Reflections on the Works of God,

Front Cover
R. Scholey, ... and Jas. Robbins, Winchester., 1820 - Calendars - 400 pages
 

What people are saying - Write a review

User Review - Flag as inappropriate

This is a distorced book...I wish the autor would at least know what he is talking about... Don't waste your time reading garbage content books like this one....

Other editions - View all

Common terms and phrases

Popular passages

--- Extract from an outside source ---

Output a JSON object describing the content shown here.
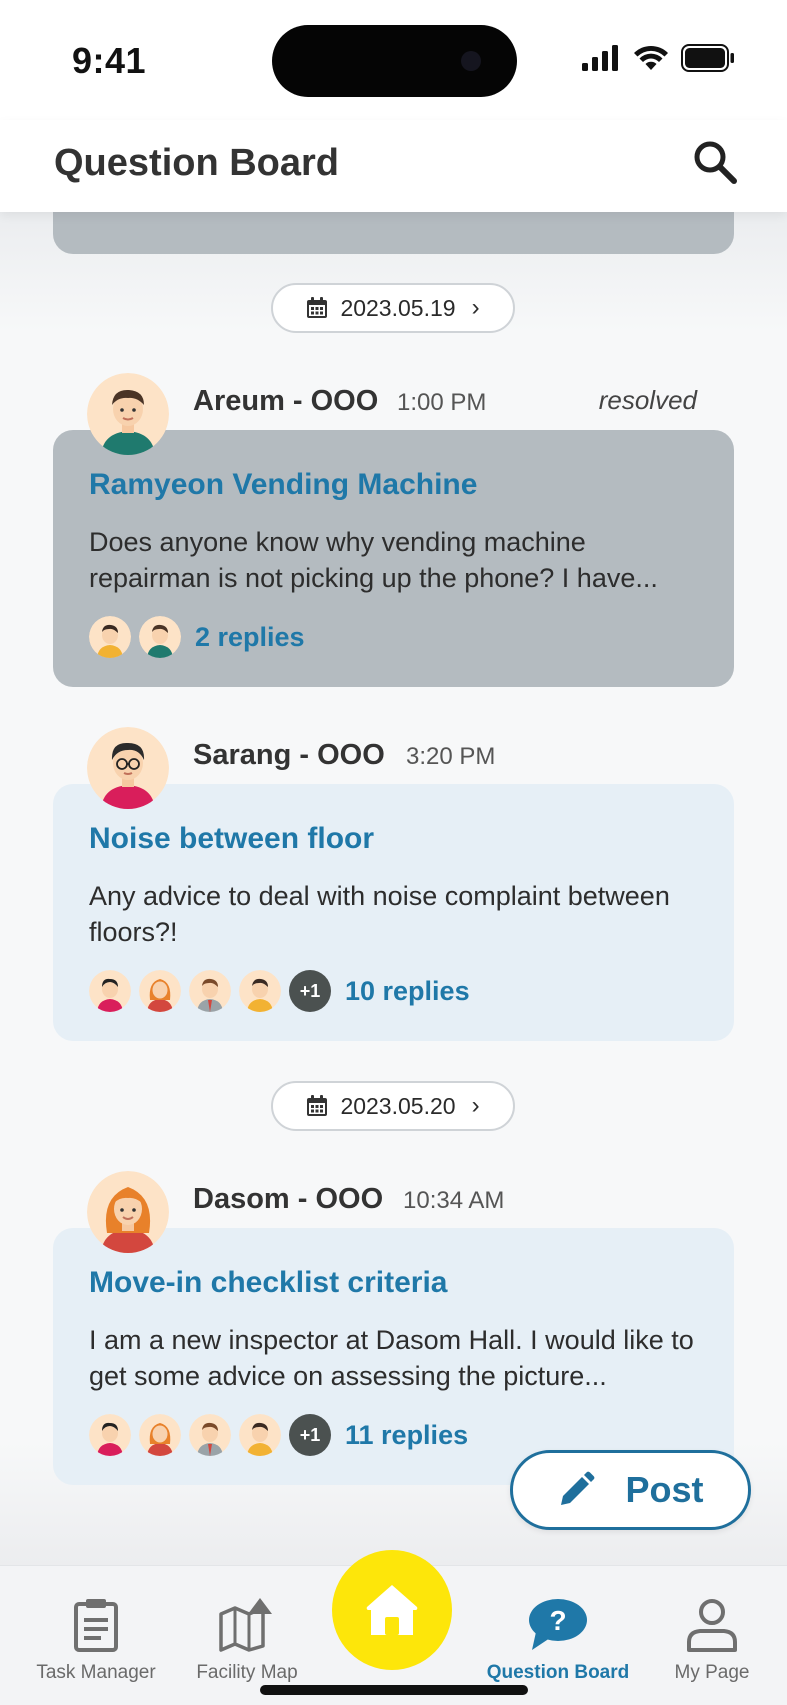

Page 298 - It shall even be as when an hungry man dreameth, and, behold, he eateth; but he awaketh, and his soul is empty: or as when a thirsty man dreameth, and, behold, he drinketh; but he awaketh, and, behold, he is faint, and his soul hath appetite: so shall the multitude of all the nations be, that fight against mount Zion.
Page 16 - For all flesh is as grass, and all the glory of man as the flower of the grass. The grass withereth, and the flower thereof falleth away: but the word of the Lord endureth forever.
Page 256 - Christ, and as. sure unto ourselves a glorious and happy eternity. OCTOBER XXVI. The End of Summer* THE last rays of the summer sun now fall feebly on the earth : every thing is changed : that country which so lately bloomed in verdant beauty and blushing charms, is becoming poor, withered, and barren. We no longer see the trees rich in blossom, nor the spring gay with verdure; the magnificence of summer displayed in a thousand variations of colours, whose...
Page 8 - Hence proceed the different colours of the rainbow : they are seven in number, and appear in the following order; red, orange, yellow, green, blue, indigo, and violet. These colours appear the more vivid as the clouds which are behind are darker, and the drops of rain fall closer. The drops...
Page 197 - Put not your trust in princes, nor in the sons of men, in whom there is no help ; but repose on the Rock of Ages, your Saviour, and your God.
Page 240 - These vessels gradually enlarge in size, till they form very large tubes, which return the blood back to the right ventricle of the heart. The blood is then propelled into the pulmonary artery, which disperses it through the lungs by innumerable small branches. It is there exposed to the action of the air, is afterwards received by the pulmonary veins, and by them is conveyed to the left auricle of the heart. This contracts, and sends it into the left ventricle, which, also contracting, pushes it...

Bibliographic information